Fix the system, not the women

Since 1909, International Women’s Day (March 8) has been an important day to celebrate women’s social, economic, cultural and political achievements and call for gender parity. Fast forward to the 21st century and the world today is incredibly different. It’s fast-paced with innovation creating mobility and informal work patterns, yet there remains the problem of how to solve the lack of women in leadership roles.

I have been in the workforce for more than 25 years and have experienced first-hand the ups and downs of corporate life and unconscious bias. I’ve been overlooked for management roles because I was seen to be stronger at operations; I’ve seen peers who put their careers on hold – for even just a couple of years – side-lined from leadership positions; and others who have paid the ultimate price for moving from full-time to part-time employment.

In my own social experiment and conscious move to build my own career capital, I harnessed every initiative that came my way. I participated in executive networking; I was mentored, and have been a mentor. I committed to lifelong learning in many settings and formats. But after rising rapidly to middle management, I stagnated.

Be the change you wish to see in the world

Frustrated with ‘the system’, I ventured out on my own and built a consultancy based around flexibility, mobility and collaboration. In this new environment, I focused on extending my strengths by continuing to be mentored and pursuing executive education.

This was a pivot point, and with a portfolio of global ‘C suite’ clients, I began to lead from the outside with challenging and high level strategic assignments, all the while being granted a seat at the boardroom table. I have no regrets, but I question why women should have to leave the ‘system’ to achieve parity. Despite the exponential advancements in technology, there has been a comparatively slow advancement towards equality.

If I was to be asked by ‘the system’ what they should do, this would be my advice.
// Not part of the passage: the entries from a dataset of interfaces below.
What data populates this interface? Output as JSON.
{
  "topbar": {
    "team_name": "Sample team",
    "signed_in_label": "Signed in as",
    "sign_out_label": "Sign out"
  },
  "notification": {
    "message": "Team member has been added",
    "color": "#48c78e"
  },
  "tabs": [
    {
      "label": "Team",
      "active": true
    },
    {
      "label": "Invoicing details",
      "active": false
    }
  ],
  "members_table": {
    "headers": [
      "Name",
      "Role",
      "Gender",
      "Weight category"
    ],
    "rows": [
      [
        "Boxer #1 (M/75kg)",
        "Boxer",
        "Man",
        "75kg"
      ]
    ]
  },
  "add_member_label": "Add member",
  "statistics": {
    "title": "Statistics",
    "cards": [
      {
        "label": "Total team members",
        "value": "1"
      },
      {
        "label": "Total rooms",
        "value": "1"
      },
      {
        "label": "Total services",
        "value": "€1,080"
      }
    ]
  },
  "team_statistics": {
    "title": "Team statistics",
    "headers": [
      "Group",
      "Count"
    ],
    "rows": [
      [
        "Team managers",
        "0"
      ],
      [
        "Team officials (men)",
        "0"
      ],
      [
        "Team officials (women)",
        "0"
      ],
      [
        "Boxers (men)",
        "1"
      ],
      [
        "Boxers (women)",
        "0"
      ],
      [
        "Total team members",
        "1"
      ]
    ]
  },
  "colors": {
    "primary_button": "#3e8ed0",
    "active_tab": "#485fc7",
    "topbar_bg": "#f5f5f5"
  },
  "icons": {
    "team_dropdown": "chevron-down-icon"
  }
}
There’s opportunity, and then there’s workable solutions:

New structures will be the enabler

Instead of focusing on women’s choices causing the pay gap, perhaps it’s time to redesign and overhaul organisational structures. The new structure would support leadership development and corporate cultures that truly value contribution and diversity.

We must take responsibility for changing structures and attitudes in the workplace. Let’s stop trying to bend women into traditional organisational structures and start to fix the system by valuing and utilising female talent to their highest potential.

Originally putblished in QUT Business Insights.

QUT Business School supports International Women’s Day and is proud to be the Queensland Education Partner of the UN Women National Committee (NC) Australia. To find out more, visit their website.